[Opening Records for the task section]

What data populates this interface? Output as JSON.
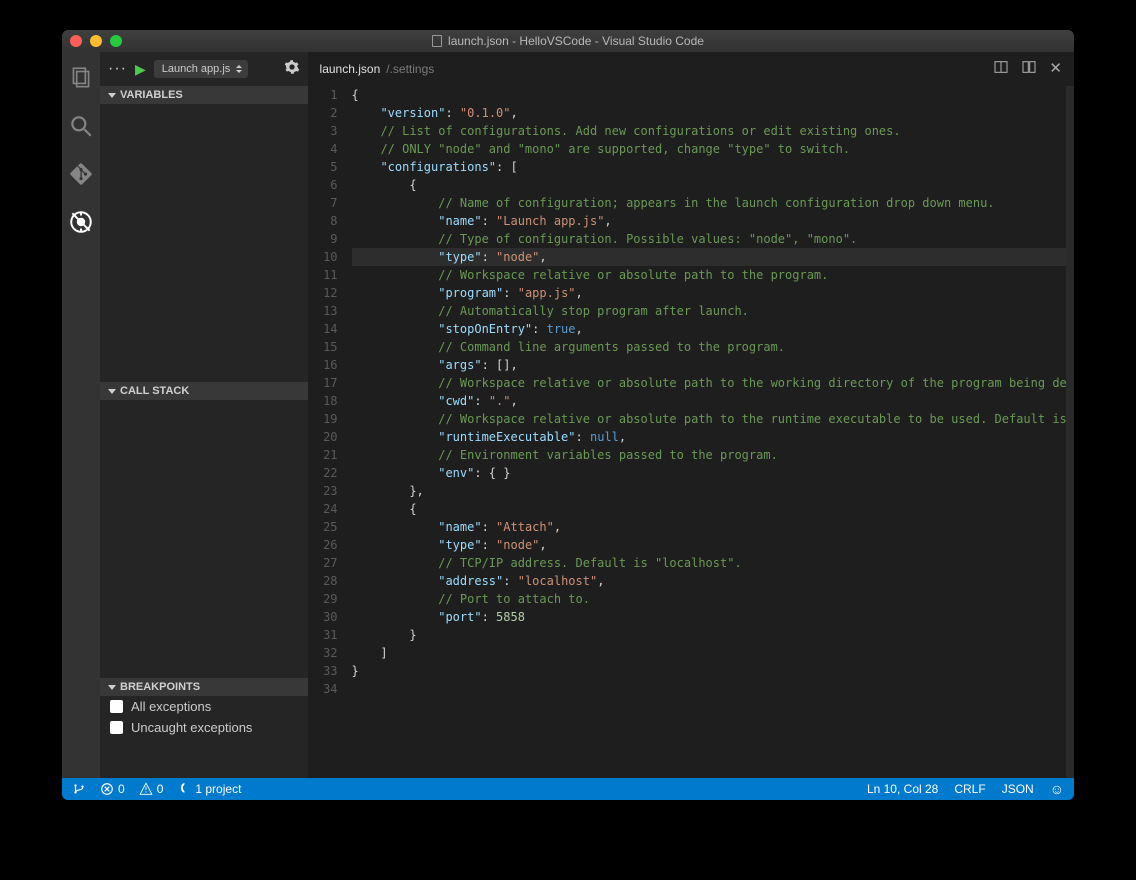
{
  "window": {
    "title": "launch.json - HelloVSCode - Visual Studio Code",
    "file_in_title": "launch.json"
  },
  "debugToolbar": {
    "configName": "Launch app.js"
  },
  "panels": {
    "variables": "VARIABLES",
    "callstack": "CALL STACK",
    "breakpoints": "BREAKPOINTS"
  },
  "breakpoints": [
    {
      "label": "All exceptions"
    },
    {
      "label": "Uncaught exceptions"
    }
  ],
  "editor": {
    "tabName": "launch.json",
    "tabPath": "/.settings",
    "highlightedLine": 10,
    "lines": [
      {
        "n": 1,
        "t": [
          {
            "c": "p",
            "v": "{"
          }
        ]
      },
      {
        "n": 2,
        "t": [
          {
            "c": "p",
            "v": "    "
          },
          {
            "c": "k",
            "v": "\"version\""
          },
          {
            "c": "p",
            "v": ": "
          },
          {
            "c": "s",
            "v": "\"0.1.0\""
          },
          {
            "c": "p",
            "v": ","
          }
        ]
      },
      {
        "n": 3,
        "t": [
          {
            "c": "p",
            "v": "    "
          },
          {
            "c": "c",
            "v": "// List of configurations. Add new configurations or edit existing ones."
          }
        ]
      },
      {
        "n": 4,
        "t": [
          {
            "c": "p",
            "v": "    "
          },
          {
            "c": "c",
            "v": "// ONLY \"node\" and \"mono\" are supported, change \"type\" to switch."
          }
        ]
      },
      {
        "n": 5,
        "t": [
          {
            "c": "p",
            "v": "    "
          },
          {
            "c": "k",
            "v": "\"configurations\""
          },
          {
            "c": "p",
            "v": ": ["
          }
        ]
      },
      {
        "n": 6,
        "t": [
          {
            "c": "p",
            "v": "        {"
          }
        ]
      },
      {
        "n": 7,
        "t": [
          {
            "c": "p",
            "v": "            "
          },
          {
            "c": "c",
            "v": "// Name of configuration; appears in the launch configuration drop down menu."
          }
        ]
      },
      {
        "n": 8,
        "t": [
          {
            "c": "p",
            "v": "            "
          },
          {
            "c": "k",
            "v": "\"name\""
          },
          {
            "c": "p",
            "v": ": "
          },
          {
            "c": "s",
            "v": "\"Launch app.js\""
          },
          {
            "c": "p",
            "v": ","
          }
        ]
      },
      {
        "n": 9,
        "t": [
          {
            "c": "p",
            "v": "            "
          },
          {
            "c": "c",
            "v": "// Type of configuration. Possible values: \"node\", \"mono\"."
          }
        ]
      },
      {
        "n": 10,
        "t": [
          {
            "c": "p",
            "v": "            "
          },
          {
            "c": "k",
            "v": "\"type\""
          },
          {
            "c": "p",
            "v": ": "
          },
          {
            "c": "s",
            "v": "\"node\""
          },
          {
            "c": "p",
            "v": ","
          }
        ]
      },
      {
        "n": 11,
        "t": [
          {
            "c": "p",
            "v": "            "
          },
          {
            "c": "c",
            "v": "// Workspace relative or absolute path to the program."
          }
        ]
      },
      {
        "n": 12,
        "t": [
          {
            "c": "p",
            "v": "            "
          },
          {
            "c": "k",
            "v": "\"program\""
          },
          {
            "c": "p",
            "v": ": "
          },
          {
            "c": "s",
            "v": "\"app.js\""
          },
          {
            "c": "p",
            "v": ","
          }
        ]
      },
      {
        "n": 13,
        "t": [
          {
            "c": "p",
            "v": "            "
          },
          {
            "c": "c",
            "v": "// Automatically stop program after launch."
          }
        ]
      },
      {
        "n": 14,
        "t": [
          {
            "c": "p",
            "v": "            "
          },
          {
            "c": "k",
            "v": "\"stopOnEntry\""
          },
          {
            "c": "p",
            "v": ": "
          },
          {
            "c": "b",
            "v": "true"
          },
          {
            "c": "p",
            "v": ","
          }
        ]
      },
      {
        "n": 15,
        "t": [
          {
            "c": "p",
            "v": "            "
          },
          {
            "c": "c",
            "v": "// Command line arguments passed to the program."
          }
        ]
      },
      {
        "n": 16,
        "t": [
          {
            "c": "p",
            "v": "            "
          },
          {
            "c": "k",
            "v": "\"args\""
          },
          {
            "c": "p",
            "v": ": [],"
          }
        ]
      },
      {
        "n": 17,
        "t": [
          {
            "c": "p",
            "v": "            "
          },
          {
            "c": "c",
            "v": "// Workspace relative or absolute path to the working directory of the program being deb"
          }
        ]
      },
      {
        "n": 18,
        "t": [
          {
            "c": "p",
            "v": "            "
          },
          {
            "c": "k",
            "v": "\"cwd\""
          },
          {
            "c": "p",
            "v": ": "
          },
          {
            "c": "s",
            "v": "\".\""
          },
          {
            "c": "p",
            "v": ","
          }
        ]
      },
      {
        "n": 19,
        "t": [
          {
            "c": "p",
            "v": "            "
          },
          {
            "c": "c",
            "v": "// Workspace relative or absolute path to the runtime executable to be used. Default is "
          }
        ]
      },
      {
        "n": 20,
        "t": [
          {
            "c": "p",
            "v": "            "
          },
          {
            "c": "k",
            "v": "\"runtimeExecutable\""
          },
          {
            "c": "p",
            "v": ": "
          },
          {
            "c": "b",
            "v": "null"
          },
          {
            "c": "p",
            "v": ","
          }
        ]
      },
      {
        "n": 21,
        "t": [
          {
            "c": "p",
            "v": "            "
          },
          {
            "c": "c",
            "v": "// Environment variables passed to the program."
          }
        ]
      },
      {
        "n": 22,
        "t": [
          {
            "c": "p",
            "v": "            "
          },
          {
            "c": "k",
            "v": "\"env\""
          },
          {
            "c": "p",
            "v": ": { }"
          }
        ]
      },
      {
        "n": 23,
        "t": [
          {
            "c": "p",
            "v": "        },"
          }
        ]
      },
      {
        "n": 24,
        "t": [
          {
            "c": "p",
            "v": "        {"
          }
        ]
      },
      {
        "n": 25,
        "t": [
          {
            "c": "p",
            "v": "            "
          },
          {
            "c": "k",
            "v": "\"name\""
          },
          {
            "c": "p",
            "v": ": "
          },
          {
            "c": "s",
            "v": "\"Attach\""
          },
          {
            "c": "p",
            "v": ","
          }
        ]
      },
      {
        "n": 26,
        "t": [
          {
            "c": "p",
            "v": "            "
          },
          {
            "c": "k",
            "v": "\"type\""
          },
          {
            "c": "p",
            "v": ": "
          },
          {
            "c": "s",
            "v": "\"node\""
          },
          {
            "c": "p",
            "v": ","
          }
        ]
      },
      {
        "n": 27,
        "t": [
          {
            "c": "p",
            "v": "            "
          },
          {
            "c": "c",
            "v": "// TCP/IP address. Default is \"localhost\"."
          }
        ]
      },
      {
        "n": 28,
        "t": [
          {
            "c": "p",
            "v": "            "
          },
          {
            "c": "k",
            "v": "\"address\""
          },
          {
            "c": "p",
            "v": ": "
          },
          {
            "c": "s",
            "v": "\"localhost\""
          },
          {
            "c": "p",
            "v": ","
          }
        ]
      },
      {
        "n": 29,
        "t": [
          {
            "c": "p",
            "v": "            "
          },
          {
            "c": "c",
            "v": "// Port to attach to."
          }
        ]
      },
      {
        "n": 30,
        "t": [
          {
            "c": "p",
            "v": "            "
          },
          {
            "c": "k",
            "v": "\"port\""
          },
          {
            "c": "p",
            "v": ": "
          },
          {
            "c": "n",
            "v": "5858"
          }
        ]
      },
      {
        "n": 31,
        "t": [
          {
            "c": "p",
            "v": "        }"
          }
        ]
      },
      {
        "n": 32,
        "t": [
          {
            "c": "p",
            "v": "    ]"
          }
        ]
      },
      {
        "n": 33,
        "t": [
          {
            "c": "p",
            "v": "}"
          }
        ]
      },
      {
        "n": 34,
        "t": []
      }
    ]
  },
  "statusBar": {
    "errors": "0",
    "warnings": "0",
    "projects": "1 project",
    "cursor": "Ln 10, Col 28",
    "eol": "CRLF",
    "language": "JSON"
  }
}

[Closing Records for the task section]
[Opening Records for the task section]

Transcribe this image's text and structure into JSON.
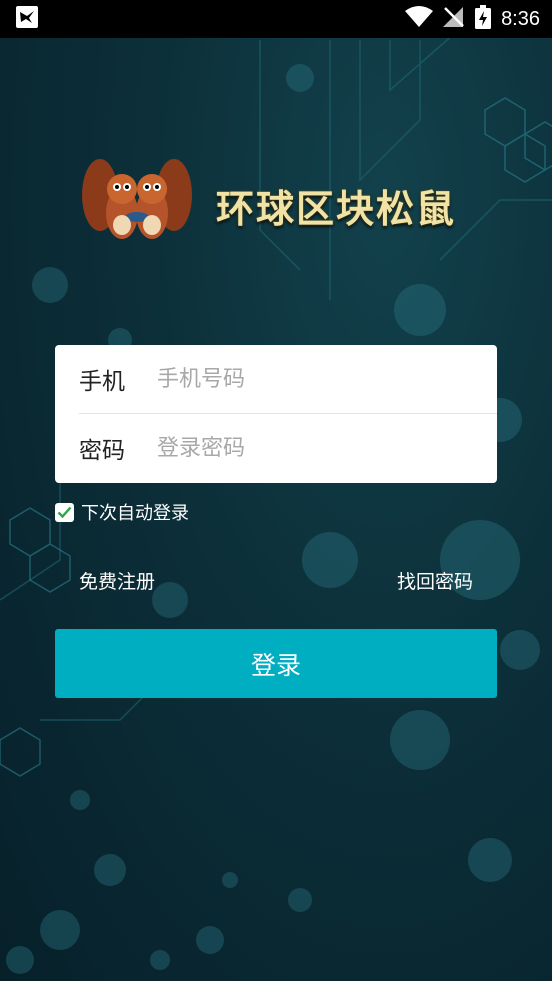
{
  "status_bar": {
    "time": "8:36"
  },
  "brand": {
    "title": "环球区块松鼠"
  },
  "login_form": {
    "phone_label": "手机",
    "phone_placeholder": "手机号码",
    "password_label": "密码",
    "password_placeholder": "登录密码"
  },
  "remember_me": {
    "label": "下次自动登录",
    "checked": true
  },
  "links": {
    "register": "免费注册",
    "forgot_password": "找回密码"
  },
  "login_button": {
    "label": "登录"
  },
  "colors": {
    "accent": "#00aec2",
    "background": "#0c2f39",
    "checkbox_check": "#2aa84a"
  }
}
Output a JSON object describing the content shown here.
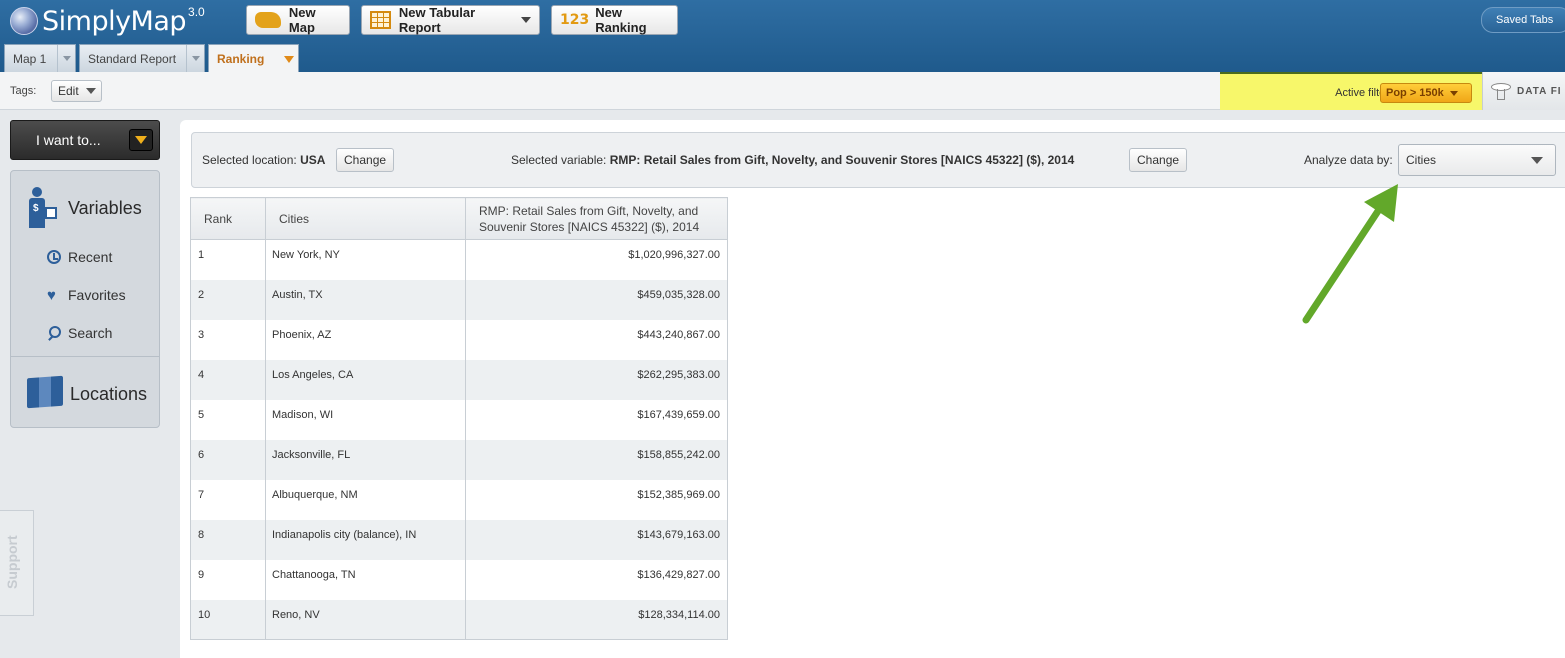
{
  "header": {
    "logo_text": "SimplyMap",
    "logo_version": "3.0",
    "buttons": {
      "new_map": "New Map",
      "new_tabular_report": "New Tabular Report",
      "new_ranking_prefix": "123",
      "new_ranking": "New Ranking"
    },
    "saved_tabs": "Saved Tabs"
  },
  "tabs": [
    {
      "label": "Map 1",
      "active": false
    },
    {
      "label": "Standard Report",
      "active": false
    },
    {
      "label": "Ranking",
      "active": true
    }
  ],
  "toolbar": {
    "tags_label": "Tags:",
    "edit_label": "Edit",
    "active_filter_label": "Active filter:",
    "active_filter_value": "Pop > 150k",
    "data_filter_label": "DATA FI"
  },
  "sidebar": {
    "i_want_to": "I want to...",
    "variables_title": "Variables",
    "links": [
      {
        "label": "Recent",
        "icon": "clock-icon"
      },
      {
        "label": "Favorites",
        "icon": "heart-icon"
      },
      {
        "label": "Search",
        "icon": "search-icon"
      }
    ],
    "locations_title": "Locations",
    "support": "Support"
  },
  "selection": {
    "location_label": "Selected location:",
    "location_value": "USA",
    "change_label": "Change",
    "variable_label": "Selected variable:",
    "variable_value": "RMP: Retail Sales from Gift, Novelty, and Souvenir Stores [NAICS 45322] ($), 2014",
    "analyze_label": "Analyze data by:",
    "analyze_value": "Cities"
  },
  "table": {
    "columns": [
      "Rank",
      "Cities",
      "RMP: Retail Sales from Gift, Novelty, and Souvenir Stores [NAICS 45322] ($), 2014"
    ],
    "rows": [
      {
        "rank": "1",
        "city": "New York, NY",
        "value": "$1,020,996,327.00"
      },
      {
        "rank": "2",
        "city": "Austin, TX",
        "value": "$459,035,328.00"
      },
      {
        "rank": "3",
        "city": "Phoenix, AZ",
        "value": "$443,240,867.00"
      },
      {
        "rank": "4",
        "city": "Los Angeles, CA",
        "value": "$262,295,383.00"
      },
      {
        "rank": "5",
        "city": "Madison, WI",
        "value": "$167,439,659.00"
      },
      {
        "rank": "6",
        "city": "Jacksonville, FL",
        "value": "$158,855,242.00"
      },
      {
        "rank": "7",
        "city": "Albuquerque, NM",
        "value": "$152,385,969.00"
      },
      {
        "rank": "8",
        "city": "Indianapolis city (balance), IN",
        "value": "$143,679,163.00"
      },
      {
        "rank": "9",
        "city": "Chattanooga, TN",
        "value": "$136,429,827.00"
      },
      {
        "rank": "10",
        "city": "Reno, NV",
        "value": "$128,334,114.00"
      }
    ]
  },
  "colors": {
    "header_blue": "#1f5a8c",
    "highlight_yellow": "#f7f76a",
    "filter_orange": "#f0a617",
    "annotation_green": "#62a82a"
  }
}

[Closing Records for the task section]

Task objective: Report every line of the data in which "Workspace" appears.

Response area:
            "v": "// Workspace relative or absolute path to the program."
            "v": "// Workspace relative or absolute path to the working directory of the program being deb"
            "v": "// Workspace relative or absolute path to the runtime executable to be used. Default is "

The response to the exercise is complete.